In response to the comments that it could be accused of being involved in criminal activity, Paul Rendek, head of external relations and communications at RIPE NCC said that the organisation has very strict guidelines for dealing with LIRs.

“The RBN was accepted as an LIR based on our checklists,” he said.” Our checklists include the provision of proof that a prospective LIR has the necessary legal documentation, which proves that a business is bona fide.”

Renek maintained that RIPE has had a good relationship with SOCA and other law-enforcement organisations. “We have always cooperated with SOCA, and continue to work very closely with relevant criminal investigation bodies to ensure investigations can be carried out as swiftly and efficiently as possible in order to ensure best practice Internet governance is adhered to and criminal activity is identified and dealt with in the appropriate manner,” he added.

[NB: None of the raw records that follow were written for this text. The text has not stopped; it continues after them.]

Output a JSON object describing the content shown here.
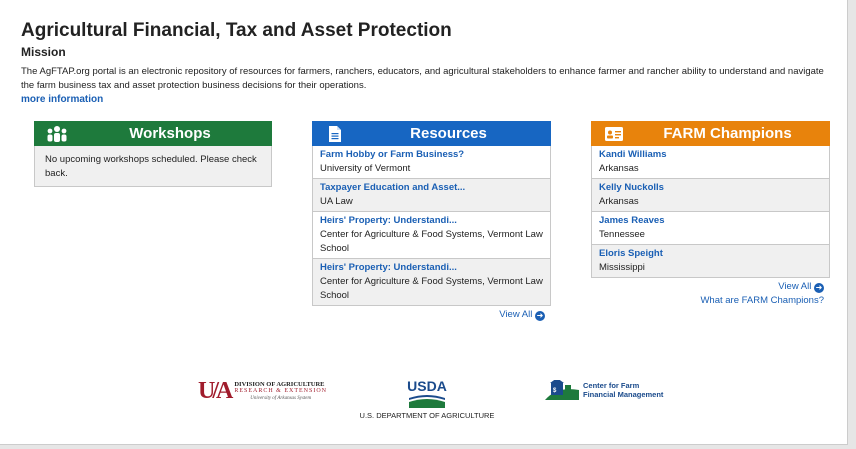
{
  "page": {
    "title": "Agricultural Financial, Tax and Asset Protection",
    "mission_heading": "Mission",
    "description": "The AgFTAP.org portal is an electronic repository of resources for farmers, ranchers, educators, and agricultural stakeholders to enhance farmer and rancher ability to understand and navigate the farm business tax and asset protection business decisions for their operations.",
    "more_link": "more information"
  },
  "workshops": {
    "title": "Workshops",
    "color": "#1e7a3c",
    "empty_message": "No upcoming workshops scheduled. Please check back."
  },
  "resources": {
    "title": "Resources",
    "color": "#1766c2",
    "items": [
      {
        "title": "Farm Hobby or Farm Business?",
        "source": "University of Vermont"
      },
      {
        "title": "Taxpayer Education and Asset...",
        "source": "UA Law"
      },
      {
        "title": "Heirs' Property: Understandi...",
        "source": "Center for Agriculture & Food Systems, Vermont Law School"
      },
      {
        "title": "Heirs' Property: Understandi...",
        "source": "Center for Agriculture & Food Systems, Vermont Law School"
      }
    ],
    "view_all": "View All"
  },
  "champions": {
    "title": "FARM Champions",
    "color": "#e8830c",
    "items": [
      {
        "name": "Kandi Williams",
        "state": "Arkansas"
      },
      {
        "name": "Kelly Nuckolls",
        "state": "Arkansas"
      },
      {
        "name": "James Reaves",
        "state": "Tennessee"
      },
      {
        "name": "Eloris Speight",
        "state": "Mississippi"
      }
    ],
    "view_all": "View All",
    "what_are": "What are FARM Champions?"
  },
  "footer": {
    "uada_line1": "DIVISION OF AGRICULTURE",
    "uada_line2": "RESEARCH & EXTENSION",
    "uada_line3": "University of Arkansas System",
    "usda_word": "USDA",
    "usda_caption": "U.S. DEPARTMENT OF AGRICULTURE",
    "cffm_line1": "Center for Farm",
    "cffm_line2": "Financial Management"
  }
}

Russian “corruption”

SOCA also attributed some of the blame for failing to prosecute any members of RBN as being down to corruption on the part of police in St.Petersburg who, Auld alleged, appeared to have agreed to protect the criminal gangs behind the network.

“We strongly believe that this organisation had not only the local police but the local judiciary and local government in St. Petersbeg firmly in its pocket that meant when we tried to investigate RBN we met significant hurdles – quite obvious hurdles – when trying to deal with Russian law enforcement to tackle the operation,” said Auld.

Earlier this month, US law enforcement agencies got much better international co-operation in shutting down a phishing ring based in Egypt.